Task to complete >> Copy each line of the data beneath in which the word "content" appears.

(Interface dataset entries)
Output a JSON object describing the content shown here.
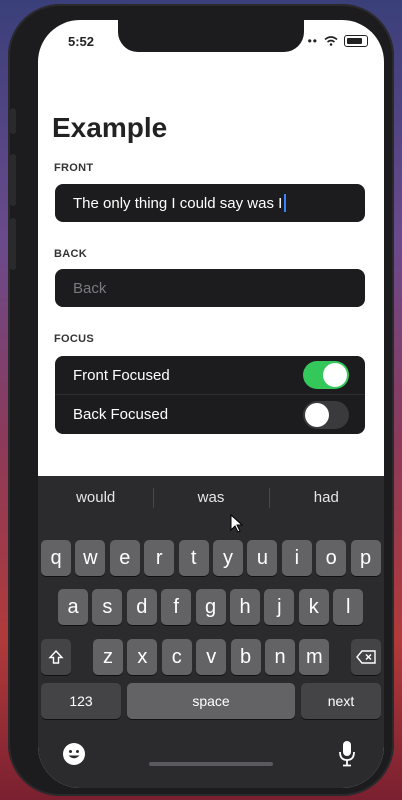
{
  "status": {
    "time": "5:52"
  },
  "page": {
    "title": "Example"
  },
  "front": {
    "label": "FRONT",
    "value": "The only thing I could say was I"
  },
  "back": {
    "label": "BACK",
    "placeholder": "Back"
  },
  "focus": {
    "label": "FOCUS",
    "front_focused": {
      "label": "Front Focused",
      "on": true
    },
    "back_focused": {
      "label": "Back Focused",
      "on": false
    }
  },
  "keyboard": {
    "suggestions": [
      "would",
      "was",
      "had"
    ],
    "row1": [
      "q",
      "w",
      "e",
      "r",
      "t",
      "y",
      "u",
      "i",
      "o",
      "p"
    ],
    "row2": [
      "a",
      "s",
      "d",
      "f",
      "g",
      "h",
      "j",
      "k",
      "l"
    ],
    "row3": [
      "z",
      "x",
      "c",
      "v",
      "b",
      "n",
      "m"
    ],
    "numbers_key": "123",
    "space_key": "space",
    "return_key": "next"
  },
  "colors": {
    "toggle_on": "#34c759",
    "caret": "#3a82f7",
    "field_bg": "#1c1c1e"
  }
}
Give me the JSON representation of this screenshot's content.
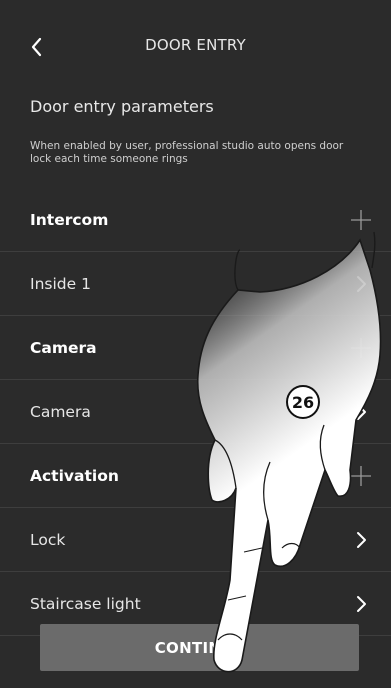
{
  "header": {
    "title": "DOOR ENTRY",
    "back_icon": "chevron-left-icon"
  },
  "section": {
    "title": "Door entry parameters",
    "description": "When enabled by user, professional studio auto opens door lock each time someone rings"
  },
  "rows": [
    {
      "label": "Intercom",
      "type": "group",
      "icon": "plus-icon"
    },
    {
      "label": "Inside 1",
      "type": "item",
      "icon": "chevron-right-icon"
    },
    {
      "label": "Camera",
      "type": "group",
      "icon": "plus-icon"
    },
    {
      "label": "Camera",
      "type": "item",
      "icon": "chevron-right-icon"
    },
    {
      "label": "Activation",
      "type": "group",
      "icon": "plus-icon"
    },
    {
      "label": "Lock",
      "type": "item",
      "icon": "chevron-right-icon"
    },
    {
      "label": "Staircase light",
      "type": "item",
      "icon": "chevron-right-icon"
    }
  ],
  "footer": {
    "continue_label": "CONTINUE"
  },
  "annotation": {
    "step_number": "26"
  },
  "colors": {
    "background": "#2b2b2b",
    "divider": "#3e3e3e",
    "button": "#6b6b6b",
    "text": "#ffffff"
  }
}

Response to the task >>
Output a JSON object describing the content shown here.
Give me the JSON representation of this screenshot's content.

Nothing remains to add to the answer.